App and web page records
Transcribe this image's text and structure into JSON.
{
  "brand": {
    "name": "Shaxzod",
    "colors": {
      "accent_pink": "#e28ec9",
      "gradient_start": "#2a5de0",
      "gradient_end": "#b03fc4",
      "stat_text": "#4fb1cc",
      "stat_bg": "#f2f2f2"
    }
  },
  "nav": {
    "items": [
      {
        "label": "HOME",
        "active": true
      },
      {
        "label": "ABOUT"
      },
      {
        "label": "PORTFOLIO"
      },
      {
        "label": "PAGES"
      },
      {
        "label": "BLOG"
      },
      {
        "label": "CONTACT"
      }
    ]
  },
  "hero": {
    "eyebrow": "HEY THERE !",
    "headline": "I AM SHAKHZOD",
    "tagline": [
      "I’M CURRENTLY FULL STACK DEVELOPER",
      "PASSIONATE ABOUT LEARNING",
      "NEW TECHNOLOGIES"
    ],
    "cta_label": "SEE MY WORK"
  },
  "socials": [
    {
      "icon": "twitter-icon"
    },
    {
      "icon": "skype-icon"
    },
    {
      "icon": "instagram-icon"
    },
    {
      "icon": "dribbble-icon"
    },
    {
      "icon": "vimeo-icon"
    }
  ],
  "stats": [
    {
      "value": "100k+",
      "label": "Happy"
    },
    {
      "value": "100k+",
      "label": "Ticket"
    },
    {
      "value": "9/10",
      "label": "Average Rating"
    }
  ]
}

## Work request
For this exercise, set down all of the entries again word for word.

## Reply
Transcribe this image's text and structure into JSON.
{
  "brand": {
    "name": "Shaxzod",
    "colors": {
      "accent_pink": "#e28ec9",
      "gradient_start": "#2a5de0",
      "gradient_end": "#b03fc4",
      "stat_text": "#4fb1cc",
      "stat_bg": "#f2f2f2"
    }
  },
  "nav": {
    "items": [
      {
        "label": "HOME",
        "active": true
      },
      {
        "label": "ABOUT"
      },
      {
        "label": "PORTFOLIO"
      },
      {
        "label": "PAGES"
      },
      {
        "label": "BLOG"
      },
      {
        "label": "CONTACT"
      }
    ]
  },
  "hero": {
    "eyebrow": "HEY THERE !",
    "headline": "I AM SHAKHZOD",
    "tagline": [
      "I’M CURRENTLY FULL STACK DEVELOPER",
      "PASSIONATE ABOUT LEARNING",
      "NEW TECHNOLOGIES"
    ],
    "cta_label": "SEE MY WORK"
  },
  "socials": [
    {
      "icon": "twitter-icon"
    },
    {
      "icon": "skype-icon"
    },
    {
      "icon": "instagram-icon"
    },
    {
      "icon": "dribbble-icon"
    },
    {
      "icon": "vimeo-icon"
    }
  ],
  "stats": [
    {
      "value": "100k+",
      "label": "Happy"
    },
    {
      "value": "100k+",
      "label": "Ticket"
    },
    {
      "value": "9/10",
      "label": "Average Rating"
    }
  ]
}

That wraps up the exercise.